A game I really like is Gorogua.
It doesn’t have a clear newcomer tutorial, but let the player discover themself how the game is to be played. I would say it’s an implicit loop, because at the beginning, those puzzles are really easy to guess, figure out and solve. It does allow the player to learn the basic mechanics of the game.
Arcs are also involved, but also not that explicit neither. When I first played it, I only focused on the puzzle solving perspective, and didn’t notice the story-telling part or the evocative content. Then, when I played it several times afterwards, I did receive more feedbacks from the game, and then started to notice more.
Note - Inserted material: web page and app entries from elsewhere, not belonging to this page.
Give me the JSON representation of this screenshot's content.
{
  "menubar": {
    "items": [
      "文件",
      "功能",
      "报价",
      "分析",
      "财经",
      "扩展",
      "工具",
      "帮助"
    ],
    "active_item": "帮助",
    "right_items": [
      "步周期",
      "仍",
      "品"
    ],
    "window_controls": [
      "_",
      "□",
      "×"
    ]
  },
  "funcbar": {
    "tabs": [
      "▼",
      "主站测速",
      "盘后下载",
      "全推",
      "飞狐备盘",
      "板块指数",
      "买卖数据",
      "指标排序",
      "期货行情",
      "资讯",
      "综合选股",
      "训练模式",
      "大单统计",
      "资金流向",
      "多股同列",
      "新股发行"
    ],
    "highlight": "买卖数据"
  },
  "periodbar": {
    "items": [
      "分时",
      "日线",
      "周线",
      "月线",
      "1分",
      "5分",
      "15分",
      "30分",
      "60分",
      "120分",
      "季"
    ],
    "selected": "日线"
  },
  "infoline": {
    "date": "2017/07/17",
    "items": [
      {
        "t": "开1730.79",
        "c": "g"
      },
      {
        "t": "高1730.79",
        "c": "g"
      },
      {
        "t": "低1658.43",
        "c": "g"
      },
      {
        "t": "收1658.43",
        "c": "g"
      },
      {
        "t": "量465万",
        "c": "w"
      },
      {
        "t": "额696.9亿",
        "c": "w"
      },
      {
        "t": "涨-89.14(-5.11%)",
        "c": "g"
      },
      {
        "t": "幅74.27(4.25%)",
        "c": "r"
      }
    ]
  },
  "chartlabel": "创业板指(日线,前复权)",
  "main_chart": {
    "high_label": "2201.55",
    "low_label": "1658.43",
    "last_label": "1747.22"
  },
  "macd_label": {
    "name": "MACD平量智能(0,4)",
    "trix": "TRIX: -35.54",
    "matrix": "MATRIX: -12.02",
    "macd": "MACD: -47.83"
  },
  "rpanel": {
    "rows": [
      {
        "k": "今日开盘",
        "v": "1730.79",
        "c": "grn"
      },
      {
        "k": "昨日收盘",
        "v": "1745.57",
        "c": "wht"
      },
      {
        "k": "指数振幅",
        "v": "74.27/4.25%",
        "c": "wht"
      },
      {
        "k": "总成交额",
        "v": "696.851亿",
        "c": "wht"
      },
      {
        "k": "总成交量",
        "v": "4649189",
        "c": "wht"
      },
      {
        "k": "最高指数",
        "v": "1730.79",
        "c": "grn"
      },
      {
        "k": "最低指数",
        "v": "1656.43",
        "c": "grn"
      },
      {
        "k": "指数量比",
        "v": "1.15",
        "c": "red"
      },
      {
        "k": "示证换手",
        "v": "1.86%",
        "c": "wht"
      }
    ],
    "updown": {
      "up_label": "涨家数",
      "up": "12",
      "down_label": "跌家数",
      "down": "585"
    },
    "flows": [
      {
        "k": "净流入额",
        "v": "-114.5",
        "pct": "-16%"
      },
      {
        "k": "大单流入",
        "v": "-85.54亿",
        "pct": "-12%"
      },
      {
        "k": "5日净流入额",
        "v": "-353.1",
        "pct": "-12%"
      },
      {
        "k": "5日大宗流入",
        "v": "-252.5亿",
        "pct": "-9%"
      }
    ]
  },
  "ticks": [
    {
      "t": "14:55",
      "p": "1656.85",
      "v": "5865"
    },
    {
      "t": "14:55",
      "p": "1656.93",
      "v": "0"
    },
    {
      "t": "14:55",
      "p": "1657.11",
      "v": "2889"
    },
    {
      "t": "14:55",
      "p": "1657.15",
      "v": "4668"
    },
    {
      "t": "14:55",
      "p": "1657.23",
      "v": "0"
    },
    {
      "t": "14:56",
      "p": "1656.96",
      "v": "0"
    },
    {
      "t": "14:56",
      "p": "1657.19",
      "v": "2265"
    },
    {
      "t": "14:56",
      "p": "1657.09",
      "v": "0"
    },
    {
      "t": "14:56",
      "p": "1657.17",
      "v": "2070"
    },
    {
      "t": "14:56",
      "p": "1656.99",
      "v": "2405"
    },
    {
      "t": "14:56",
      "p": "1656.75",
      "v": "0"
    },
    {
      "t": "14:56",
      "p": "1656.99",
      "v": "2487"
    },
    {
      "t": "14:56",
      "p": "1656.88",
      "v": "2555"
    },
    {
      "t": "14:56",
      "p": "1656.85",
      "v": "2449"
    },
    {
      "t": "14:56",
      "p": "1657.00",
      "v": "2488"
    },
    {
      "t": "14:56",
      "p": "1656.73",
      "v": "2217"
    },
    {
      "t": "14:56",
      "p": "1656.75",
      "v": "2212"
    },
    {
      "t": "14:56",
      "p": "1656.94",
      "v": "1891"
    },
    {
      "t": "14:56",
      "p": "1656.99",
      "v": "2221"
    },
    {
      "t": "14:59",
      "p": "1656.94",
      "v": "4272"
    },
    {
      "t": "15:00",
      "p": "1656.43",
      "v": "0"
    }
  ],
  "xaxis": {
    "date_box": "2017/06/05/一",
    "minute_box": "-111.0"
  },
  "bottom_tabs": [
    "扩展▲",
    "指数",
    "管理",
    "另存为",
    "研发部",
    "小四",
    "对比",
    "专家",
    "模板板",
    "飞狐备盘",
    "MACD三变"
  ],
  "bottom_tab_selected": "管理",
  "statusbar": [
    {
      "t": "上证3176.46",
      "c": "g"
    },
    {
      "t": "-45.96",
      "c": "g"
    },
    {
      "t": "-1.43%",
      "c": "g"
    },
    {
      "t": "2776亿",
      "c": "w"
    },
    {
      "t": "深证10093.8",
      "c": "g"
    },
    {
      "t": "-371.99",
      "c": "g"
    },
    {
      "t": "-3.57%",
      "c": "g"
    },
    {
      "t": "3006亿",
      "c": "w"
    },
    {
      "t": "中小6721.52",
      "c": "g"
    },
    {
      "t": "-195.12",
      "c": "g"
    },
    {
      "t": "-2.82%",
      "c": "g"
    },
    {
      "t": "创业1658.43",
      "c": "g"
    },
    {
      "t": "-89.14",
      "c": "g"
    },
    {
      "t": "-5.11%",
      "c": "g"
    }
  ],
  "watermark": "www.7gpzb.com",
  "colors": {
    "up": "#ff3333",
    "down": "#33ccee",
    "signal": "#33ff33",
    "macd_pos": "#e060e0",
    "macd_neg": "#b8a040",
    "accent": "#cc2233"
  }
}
Overall, I think the architecture is the use of levels. At the beginning there are very simple puzzles to solve, and not much story or meaning behind the puzzles. Later, we know that the main character is going to collect the 5 fruits, so we’re entering each “chapter” to collect each different fruits. Afterwards, then main character is growing old, and before he dies, we’re helping him to recap the memory of his entire life by recollecting the different fruits. It’s shorter and more concise than the previous tedious step, and also has many repetitive scenes as before. The story enters different levels as the game progress, so I think it’s level.